The discovery of the Kenyan volcano toad challenges the notion of the "Kenyan Interval," a term used to describe the stark contrast in amphibian diversity between Kenya and its neighbouring countries. While Ethiopia and Tanzania have long been biodiversity hotspots for amphibians, Kenya's geological history, and the frequency of tectonic activity, has made it a challenging place for these creatures to thrive. The unique characteristics of K. vulcani suggest that the Kenyan Interval may not be as straightforward as previously believed.

Identifying the new species

When the toad was first discovered in a pitfall on Mount Kenya back in 2015, it already appeared to be very different from the species that are normally found in the region. Drs Patrick Malonza and Victor Wasonga, curators at the National Museums of Kenya, who were co-authors on the paper, were the first to realize that this is something new, ‘We were really surprised to see this animal – it didn't look like anything we had seen before but resembled something we knew from Tanzania called Churamiti maridadi, a forest tree toad from the rainforests of the Ukaguru mountains. When my colleagues in Kenya sent me this picture of an unidentified toad they thought it was unusual and I instantly agreed it was really interesting.'

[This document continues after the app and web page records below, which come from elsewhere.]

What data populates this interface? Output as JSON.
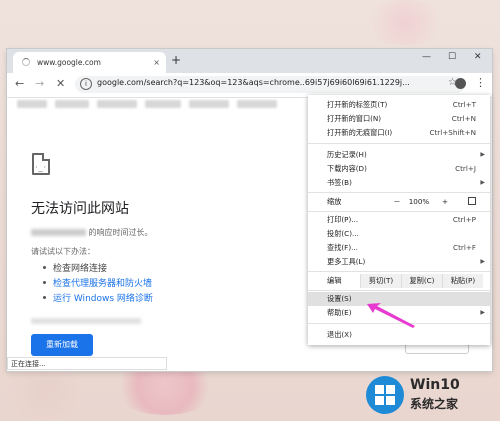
{
  "tab": {
    "title": "www.google.com",
    "close": "×",
    "new_tab": "+"
  },
  "window_controls": {
    "minimize": "—",
    "maximize": "☐",
    "close": "✕"
  },
  "toolbar": {
    "back": "←",
    "forward": "→",
    "stop": "✕",
    "url": "google.com/search?q=123&oq=123&aqs=chrome..69i57j69i60l69i61.1229j...",
    "star": "☆",
    "menu": "⋮"
  },
  "error_page": {
    "face": "·_·",
    "title": "无法访问此网站",
    "subtitle": " 的响应时间过长。",
    "try_label": "请试试以下办法：",
    "suggestions": [
      "检查网络连接",
      "检查代理服务器和防火墙",
      "运行 Windows 网络诊断"
    ],
    "reload": "重新加载"
  },
  "status": "正在连接...",
  "menu": {
    "new_tab": "打开新的标签页(T)",
    "new_tab_key": "Ctrl+T",
    "new_window": "打开新的窗口(N)",
    "new_window_key": "Ctrl+N",
    "incognito": "打开新的无痕窗口(I)",
    "incognito_key": "Ctrl+Shift+N",
    "history": "历史记录(H)",
    "downloads": "下载内容(D)",
    "downloads_key": "Ctrl+J",
    "bookmarks": "书签(B)",
    "zoom": "缩放",
    "zoom_minus": "－",
    "zoom_value": "100%",
    "zoom_plus": "+",
    "print": "打印(P)...",
    "print_key": "Ctrl+P",
    "cast": "投射(C)...",
    "find": "查找(F)...",
    "find_key": "Ctrl+F",
    "more_tools": "更多工具(L)",
    "edit": "编辑",
    "cut": "剪切(T)",
    "copy": "复制(C)",
    "paste": "粘贴(P)",
    "settings": "设置(S)",
    "help": "帮助(E)",
    "exit": "退出(X)"
  },
  "watermark": {
    "title": "Win10",
    "subtitle": "系统之家"
  }
}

To confirm if this was a new species, Malonza and Wasonga contacted Liedtke and Loader, who had been studying a special group of frogs that give birth to live young and are found high up on mountains in Tanzania, which this new specimen shared some similarities with. It was necessary to check whether it was indeed a different species and, if so, how it was related to the other species. Its characteristics such as its shape, colour and DNA had to be compared to the other specimens. They revealed that not only was the toad a new species, but in fact an even more distinct branch of the tree of life known as a genus.

The new toad's distinct features include a smaller size, a more frog-like body, and distinctive green and brown markings. Its genetic and morphological differences from other known toad species have led to its recognition at the genus level. Despite being formally described as a new species, much remains unknown about the toad. Clues from its physical characteristics, such as enlarged fingertips suggest it may be a climber. Its thumbs also have sharp points known as nuptial spines which are found in many male frogs and toads, as they help the male grab onto a female and stimulate them into breeding.

Dr Hendrik Müller, curator at the Natural Sciences Collections and expert on developmental biology in amphibians at the Martin-Luther-University Halle-Wittenberg who is also a co-author on the paper said, ‘These forest toads found in mountains in East Africa are unusual and don't look like a typical toad. More interestingly, several are known have an unusual breeding strategy called ovo-vivipary. In ovo-viviparity the eggs hatch inside the female. This means that the young emerge from the mother as small toads, rather than as tadpoles.'

The discovery of the Kenyan volcano toad has raised questions about the possible existence of additional undiscovered amphibian lineages in East Africa, emphasizing the need for further research and exploration in the region. So far, only one animal has been found. This means we no next to nothing about its natural and life history, nor do we know about how common it is and whether it needs special conservation attention.

‘We don't know everything about the main groups of amphibians, and probably only understand a small proportion of their true diversity,' says Dr Christoph Liedtke, postdoctoral researcher at the Estación Biológica de Doñana, in Seville, Spain, and first author on the paper, ‘While this new genus doesn't change our whole view of the Kenyan Interval, it suggests that the reality is much more complex than has been suggested. We can't presume on geology alone that other amphibian lineages don't exist. "e are still adding major branches to the amphibian tree of life and that many places, especially on the African continent, are likely to hold yet to be catalogued biodiversity."



H Christoph Liedtke, Patrick K Malonza, Domnick V Wasonga, Hendrik Müller, Simon P Loader, A new genus and species of toad from Mount Kenya illuminates East African montane biogeography, Zoological Journal of the Linnean Society, 2023;, zlad160,